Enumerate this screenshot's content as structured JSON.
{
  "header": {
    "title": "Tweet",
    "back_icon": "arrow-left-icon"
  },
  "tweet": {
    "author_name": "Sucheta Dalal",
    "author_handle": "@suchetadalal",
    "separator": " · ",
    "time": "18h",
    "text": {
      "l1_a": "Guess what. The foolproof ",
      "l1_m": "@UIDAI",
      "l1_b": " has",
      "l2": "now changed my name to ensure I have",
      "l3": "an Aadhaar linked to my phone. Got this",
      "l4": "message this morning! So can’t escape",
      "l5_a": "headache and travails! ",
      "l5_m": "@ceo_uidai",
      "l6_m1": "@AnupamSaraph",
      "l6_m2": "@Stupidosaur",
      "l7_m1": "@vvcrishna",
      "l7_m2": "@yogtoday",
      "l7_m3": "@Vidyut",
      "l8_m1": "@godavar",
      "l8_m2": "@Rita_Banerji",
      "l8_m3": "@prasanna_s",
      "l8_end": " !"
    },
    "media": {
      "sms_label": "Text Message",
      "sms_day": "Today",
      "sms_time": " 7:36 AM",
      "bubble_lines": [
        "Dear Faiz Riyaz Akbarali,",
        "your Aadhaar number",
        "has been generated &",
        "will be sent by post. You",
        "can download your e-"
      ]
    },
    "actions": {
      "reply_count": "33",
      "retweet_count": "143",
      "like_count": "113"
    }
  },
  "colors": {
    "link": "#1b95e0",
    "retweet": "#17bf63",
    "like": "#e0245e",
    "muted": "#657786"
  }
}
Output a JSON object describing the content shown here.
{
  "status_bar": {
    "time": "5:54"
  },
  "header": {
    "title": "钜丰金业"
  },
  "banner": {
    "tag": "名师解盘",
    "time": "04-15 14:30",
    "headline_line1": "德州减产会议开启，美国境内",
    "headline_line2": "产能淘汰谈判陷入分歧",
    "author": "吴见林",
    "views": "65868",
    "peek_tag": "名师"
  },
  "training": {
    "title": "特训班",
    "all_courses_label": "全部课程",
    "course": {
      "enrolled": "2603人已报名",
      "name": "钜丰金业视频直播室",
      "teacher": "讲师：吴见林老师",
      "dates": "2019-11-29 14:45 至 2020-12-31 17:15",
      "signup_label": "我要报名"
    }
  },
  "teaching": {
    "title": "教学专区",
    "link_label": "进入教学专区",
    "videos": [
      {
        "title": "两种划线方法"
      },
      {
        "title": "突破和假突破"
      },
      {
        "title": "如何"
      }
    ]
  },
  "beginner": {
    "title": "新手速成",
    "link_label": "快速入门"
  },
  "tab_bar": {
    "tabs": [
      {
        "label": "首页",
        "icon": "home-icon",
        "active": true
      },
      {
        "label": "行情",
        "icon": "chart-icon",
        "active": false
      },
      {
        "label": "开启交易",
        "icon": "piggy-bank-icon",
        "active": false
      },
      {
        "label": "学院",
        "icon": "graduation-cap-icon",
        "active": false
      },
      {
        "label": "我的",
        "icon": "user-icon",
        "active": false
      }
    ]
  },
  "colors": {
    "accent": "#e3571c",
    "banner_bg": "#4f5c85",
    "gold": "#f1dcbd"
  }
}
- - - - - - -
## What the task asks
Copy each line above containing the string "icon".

## Answer box
    "back_icon": "arrow-left-icon"
        "icon": "home-icon",
        "icon": "chart-icon",
        "icon": "piggy-bank-icon",
        "icon": "graduation-cap-icon",
        "icon": "user-icon",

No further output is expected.